*** DATA FOR THIS TASK ***

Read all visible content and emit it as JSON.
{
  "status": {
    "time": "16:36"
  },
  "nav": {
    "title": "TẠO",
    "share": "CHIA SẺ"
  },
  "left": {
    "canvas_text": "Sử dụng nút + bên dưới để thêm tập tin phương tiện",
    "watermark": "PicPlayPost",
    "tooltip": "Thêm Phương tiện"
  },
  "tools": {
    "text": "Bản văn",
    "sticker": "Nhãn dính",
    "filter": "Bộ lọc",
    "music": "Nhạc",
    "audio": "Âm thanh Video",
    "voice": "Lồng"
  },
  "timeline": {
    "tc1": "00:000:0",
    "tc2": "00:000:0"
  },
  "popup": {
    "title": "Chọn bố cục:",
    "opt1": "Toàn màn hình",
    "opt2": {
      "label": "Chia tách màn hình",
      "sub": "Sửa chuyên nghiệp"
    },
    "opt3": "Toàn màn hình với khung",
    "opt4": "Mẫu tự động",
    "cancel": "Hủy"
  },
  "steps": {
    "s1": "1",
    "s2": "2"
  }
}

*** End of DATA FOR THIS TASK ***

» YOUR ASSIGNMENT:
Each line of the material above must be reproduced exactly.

» SOLVED EXERCISE:
Read all visible content and emit it as JSON.
{
  "status": {
    "time": "16:36"
  },
  "nav": {
    "title": "TẠO",
    "share": "CHIA SẺ"
  },
  "left": {
    "canvas_text": "Sử dụng nút + bên dưới để thêm tập tin phương tiện",
    "watermark": "PicPlayPost",
    "tooltip": "Thêm Phương tiện"
  },
  "tools": {
    "text": "Bản văn",
    "sticker": "Nhãn dính",
    "filter": "Bộ lọc",
    "music": "Nhạc",
    "audio": "Âm thanh Video",
    "voice": "Lồng"
  },
  "timeline": {
    "tc1": "00:000:0",
    "tc2": "00:000:0"
  },
  "popup": {
    "title": "Chọn bố cục:",
    "opt1": "Toàn màn hình",
    "opt2": {
      "label": "Chia tách màn hình",
      "sub": "Sửa chuyên nghiệp"
    },
    "opt3": "Toàn màn hình với khung",
    "opt4": "Mẫu tự động",
    "cancel": "Hủy"
  },
  "steps": {
    "s1": "1",
    "s2": "2"
  }
}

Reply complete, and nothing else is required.